Some have also raised concerns about the United States providing indefinite funding for nuclear security in Russia. They argue that, given uncertainty about the health of the U.S. economy, the United States might not be able to afford spending money on such a program. Considering the threat, spending money on nuclear security cooperation with Russia is a reasonable investment. The United States spends approximately $100 million on nuclear security cooperation with Russia, $25 million of which goes to U.S. national labs. This represents about .01% of defense spending, less than the cost of a single F-35 fighter jet. There is no doubt that spending on Russian nuclear security is less than U.S. defense spending on national security threats that present less risk. When assessing nuclear security programs, policymakers should focus on their ability to mitigate the threat, not on an arbitrary timetable.

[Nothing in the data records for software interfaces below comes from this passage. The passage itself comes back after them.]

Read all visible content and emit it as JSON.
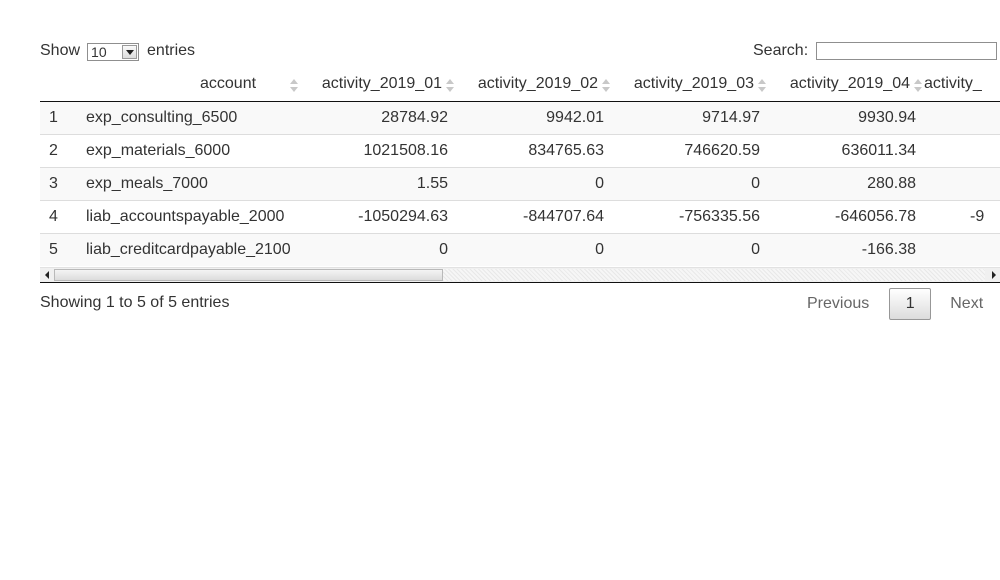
{
  "length_control": {
    "prefix": "Show",
    "selected": "10",
    "suffix": "entries"
  },
  "search": {
    "label": "Search:",
    "value": ""
  },
  "table": {
    "headers": {
      "account": "account",
      "col1": "activity_2019_01",
      "col2": "activity_2019_02",
      "col3": "activity_2019_03",
      "col4": "activity_2019_04",
      "col5": "activity_"
    },
    "rows": [
      {
        "idx": "1",
        "account": "exp_consulting_6500",
        "v1": "28784.92",
        "v2": "9942.01",
        "v3": "9714.97",
        "v4": "9930.94",
        "v5": ""
      },
      {
        "idx": "2",
        "account": "exp_materials_6000",
        "v1": "1021508.16",
        "v2": "834765.63",
        "v3": "746620.59",
        "v4": "636011.34",
        "v5": ""
      },
      {
        "idx": "3",
        "account": "exp_meals_7000",
        "v1": "1.55",
        "v2": "0",
        "v3": "0",
        "v4": "280.88",
        "v5": ""
      },
      {
        "idx": "4",
        "account": "liab_accountspayable_2000",
        "v1": "-1050294.63",
        "v2": "-844707.64",
        "v3": "-756335.56",
        "v4": "-646056.78",
        "v5": "-9"
      },
      {
        "idx": "5",
        "account": "liab_creditcardpayable_2100",
        "v1": "0",
        "v2": "0",
        "v3": "0",
        "v4": "-166.38",
        "v5": ""
      }
    ]
  },
  "info": "Showing 1 to 5 of 5 entries",
  "pagination": {
    "previous": "Previous",
    "current": "1",
    "next": "Next"
  }
}
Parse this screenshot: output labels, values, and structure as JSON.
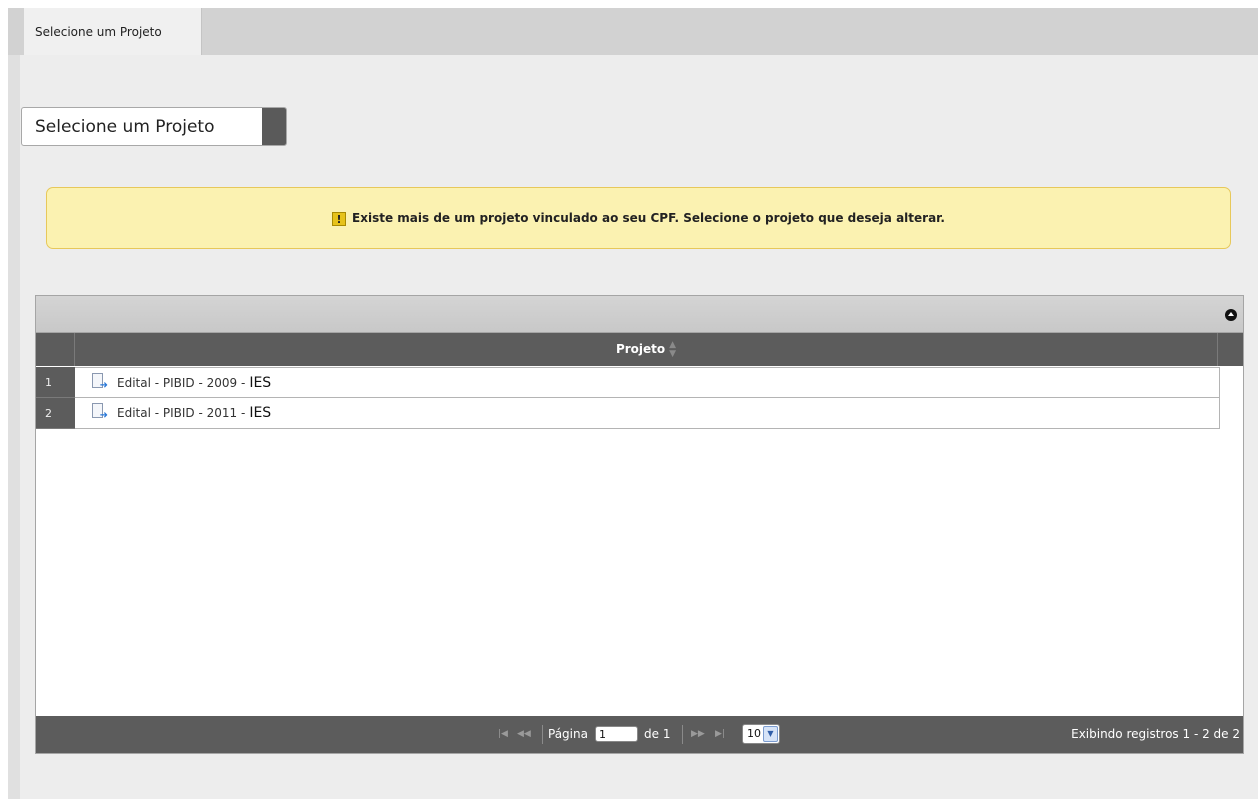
{
  "tabs": [
    {
      "label": "Selecione um Projeto"
    }
  ],
  "page": {
    "title": "Selecione um Projeto"
  },
  "alert": {
    "icon": "warning-icon",
    "message": "Existe mais de um projeto vinculado ao seu CPF. Selecione o projeto que deseja alterar."
  },
  "grid": {
    "columns": [
      {
        "label": "Projeto",
        "sortable": true
      }
    ],
    "rows": [
      {
        "num": "1",
        "text": "Edital - PIBID - 2009 -",
        "institution": "IES",
        "icon": "document-arrow-icon"
      },
      {
        "num": "2",
        "text": "Edital - PIBID - 2011 -",
        "institution": "IES",
        "icon": "document-arrow-icon"
      }
    ],
    "pager": {
      "page_label": "Página",
      "current_page": "1",
      "of_label": "de 1",
      "page_size": "10",
      "records_info": "Exibindo registros 1 - 2 de 2"
    }
  }
}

Some have also raised concerns that when the United States spends money on nuclear security in Russia, it frees up Russian rubles that can be spent on Russian nuclear weapons. There are two reasons that this should not be a major concern.

The first is that the United States is paying for security upgrades that Russia was not willing to buy on its own. As a non-nuclear example, if someone offers to pay for you to see a movie you never intended to see, you do not then have additional money to spend on other things because you didn’t pay for the ticket. You never intended to pay for it.

The second is that, even if money were fungible, the contribution the United States makes through nuclear security spending is trivial compared with what it already provides to Russia through trade. In 2013, the United States added $15 billion to the Russian economy through trade. While that number will be reduced in 2014, the United States will still be contributing over $10 billion to the Russian economy. Moreover, the $75 million the United States does contribute for nuclear security programs would, if fungible, be an insignificant contribution to Russia’s military programs, even if 100% of the nuclear security money was money Russia would otherwise have spent on nuclear security and then decided to spend on nuclear weapons. In 2012, Russia spent nearly $70 billion on its military. 

If fungibility is an issue to some, where does this concern end? Are they also arguing that Russia should be completely economically isolated? Such an action would have significant negative economic repercussions around the world.

Marginal Benefit

Some have questioned whether money spent on nuclear security in Russia could be better spent on nuclear security in other countries. This should be rejected as a false choice. Americans should not be forced to choose from where the nuclear material that was used in a bomb against them came. Given the immense consequences of a nuclear terrorist attack and the modest costs of nuclear security, the United States standard for spending should be that no effort that shows promise of being able to make a significant and lasting reduction in the risk of nuclear terrorism should be delayed for lack of money.

Russian Interest in Cooperation

Some have identified that there are signs that Russia is decreasingly interested in cooperation. While this appears to be true, it should not be viewed as an excuse for the United States to back out of its responsibility for preventing the theft of nuclear material. If Russia is becoming more reluctant, the United States needs to make a better case for why cooperation is in both countries’ interests.

While it is important for skeptics to ask probing questions that force governments to develop strong justifications for their programs, many of the concerns identified indicate fatigue towards nuclear security cooperation. Rather than focusing on the threat, they focus on how quickly programs can end. If one considered that there was a realistic possibility of a terrorist acquiring nuclear material from Russia, building a nuclear weapon out of it, and using it on the United States or its allies, concerns about cost, fungibility, and marginal benefit would likely disappear.

Nickolas Roth is a research associate at the Project on Managing the Atom at the Harvard Kennedy School’s Belfer Center for Science and International Affairs.